Project
Feline paramyxoviruses are found all over the world. They are suspected of being involved in chronic diseases of the urinary tract in domestic cats. Research at our institute led to the discovery of new paramyxoviruses in cats. The diversity of these viruses and their molecular pathogenesis are the focus of my research.
Project
Goal: A disease surveillance programme in the field to evaluate the risk of outbreaks in both the insular and continental range of the species. Compare pathogen prevalence in areas with different levels of anthropogenic intervention where Darwin's foxes occur. We have extended our research to also sample other species of carnivores that share their ecosystem with this threatened canid. Additionally, we are sampling domestic dogs and vaccinate them to avoid spill-over to wild carnivores. Finally we have created a serum and tissue bank with samples from this species in order to have samples available for retrospective studies and to share them with other institutions. Lab: Laboratorio de Genética de la Conservación
Project

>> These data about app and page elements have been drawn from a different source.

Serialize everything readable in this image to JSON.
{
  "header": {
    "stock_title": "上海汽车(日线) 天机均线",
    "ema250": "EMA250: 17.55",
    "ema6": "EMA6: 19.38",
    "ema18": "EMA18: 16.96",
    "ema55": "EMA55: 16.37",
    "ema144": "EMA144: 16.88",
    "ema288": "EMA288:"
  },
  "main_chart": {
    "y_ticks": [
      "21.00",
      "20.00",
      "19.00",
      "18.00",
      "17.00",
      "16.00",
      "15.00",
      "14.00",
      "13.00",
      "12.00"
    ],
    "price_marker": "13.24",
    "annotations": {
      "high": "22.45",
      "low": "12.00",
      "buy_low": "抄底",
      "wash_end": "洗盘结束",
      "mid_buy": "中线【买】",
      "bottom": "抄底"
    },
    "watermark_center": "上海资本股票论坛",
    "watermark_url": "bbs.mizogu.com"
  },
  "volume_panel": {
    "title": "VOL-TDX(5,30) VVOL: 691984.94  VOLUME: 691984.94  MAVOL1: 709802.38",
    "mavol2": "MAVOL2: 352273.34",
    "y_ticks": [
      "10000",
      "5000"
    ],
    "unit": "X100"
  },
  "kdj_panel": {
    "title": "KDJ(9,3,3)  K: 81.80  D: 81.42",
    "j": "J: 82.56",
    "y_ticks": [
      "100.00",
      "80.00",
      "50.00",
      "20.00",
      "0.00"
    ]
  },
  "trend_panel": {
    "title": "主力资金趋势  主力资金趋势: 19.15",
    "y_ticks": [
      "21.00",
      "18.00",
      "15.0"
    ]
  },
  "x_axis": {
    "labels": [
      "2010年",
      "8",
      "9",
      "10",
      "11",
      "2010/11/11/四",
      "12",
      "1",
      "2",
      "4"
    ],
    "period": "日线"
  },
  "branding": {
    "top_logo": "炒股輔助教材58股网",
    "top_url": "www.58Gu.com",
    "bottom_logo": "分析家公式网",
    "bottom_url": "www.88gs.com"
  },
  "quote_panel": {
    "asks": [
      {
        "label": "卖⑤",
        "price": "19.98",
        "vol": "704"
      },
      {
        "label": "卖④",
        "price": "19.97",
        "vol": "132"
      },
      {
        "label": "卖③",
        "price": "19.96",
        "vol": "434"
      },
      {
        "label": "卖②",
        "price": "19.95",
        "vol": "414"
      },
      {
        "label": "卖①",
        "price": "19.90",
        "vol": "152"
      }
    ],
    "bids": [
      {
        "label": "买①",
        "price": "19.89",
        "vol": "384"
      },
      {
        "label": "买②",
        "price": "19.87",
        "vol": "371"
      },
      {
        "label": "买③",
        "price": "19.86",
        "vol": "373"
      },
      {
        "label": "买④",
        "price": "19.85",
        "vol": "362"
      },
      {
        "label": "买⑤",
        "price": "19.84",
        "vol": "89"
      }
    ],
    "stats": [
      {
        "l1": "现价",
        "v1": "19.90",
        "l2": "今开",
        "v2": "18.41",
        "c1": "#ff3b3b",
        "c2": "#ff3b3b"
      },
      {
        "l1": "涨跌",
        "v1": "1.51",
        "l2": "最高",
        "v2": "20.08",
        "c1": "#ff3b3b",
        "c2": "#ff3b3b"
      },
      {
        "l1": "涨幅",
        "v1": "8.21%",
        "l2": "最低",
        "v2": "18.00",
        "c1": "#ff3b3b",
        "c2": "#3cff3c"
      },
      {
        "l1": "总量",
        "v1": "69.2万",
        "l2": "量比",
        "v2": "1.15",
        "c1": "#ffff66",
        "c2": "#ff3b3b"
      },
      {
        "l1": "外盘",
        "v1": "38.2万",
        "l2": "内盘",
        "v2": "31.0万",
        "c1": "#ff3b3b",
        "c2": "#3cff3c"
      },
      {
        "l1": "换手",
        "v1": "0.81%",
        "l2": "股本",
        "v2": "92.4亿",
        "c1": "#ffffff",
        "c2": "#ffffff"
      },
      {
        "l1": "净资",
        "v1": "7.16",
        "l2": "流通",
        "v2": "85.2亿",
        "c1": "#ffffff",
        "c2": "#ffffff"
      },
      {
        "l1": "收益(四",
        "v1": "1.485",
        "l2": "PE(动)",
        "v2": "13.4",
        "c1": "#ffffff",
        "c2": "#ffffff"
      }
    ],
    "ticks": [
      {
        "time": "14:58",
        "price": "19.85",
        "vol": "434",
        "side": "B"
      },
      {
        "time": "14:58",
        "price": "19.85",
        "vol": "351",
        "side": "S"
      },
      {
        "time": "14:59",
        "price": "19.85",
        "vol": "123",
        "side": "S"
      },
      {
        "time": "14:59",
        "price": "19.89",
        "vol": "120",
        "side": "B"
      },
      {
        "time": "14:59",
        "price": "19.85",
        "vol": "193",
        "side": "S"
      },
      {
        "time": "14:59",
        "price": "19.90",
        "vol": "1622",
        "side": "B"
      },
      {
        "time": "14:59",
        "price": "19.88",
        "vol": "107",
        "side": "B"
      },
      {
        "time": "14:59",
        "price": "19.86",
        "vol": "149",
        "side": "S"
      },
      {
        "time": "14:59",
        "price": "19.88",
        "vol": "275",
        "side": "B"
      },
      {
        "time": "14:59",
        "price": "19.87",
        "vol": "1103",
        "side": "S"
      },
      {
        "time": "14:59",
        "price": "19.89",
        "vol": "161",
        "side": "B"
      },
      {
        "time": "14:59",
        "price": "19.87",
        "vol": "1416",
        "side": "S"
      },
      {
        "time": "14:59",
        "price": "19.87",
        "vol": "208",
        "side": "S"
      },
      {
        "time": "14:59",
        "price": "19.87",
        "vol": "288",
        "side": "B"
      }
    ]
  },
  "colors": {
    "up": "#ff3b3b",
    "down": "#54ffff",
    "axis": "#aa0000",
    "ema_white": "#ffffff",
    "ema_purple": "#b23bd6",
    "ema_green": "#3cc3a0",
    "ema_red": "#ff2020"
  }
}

Implement the newly developed Conservation Action Plan for the threatened Guigna (Leopardus guigna) in Chile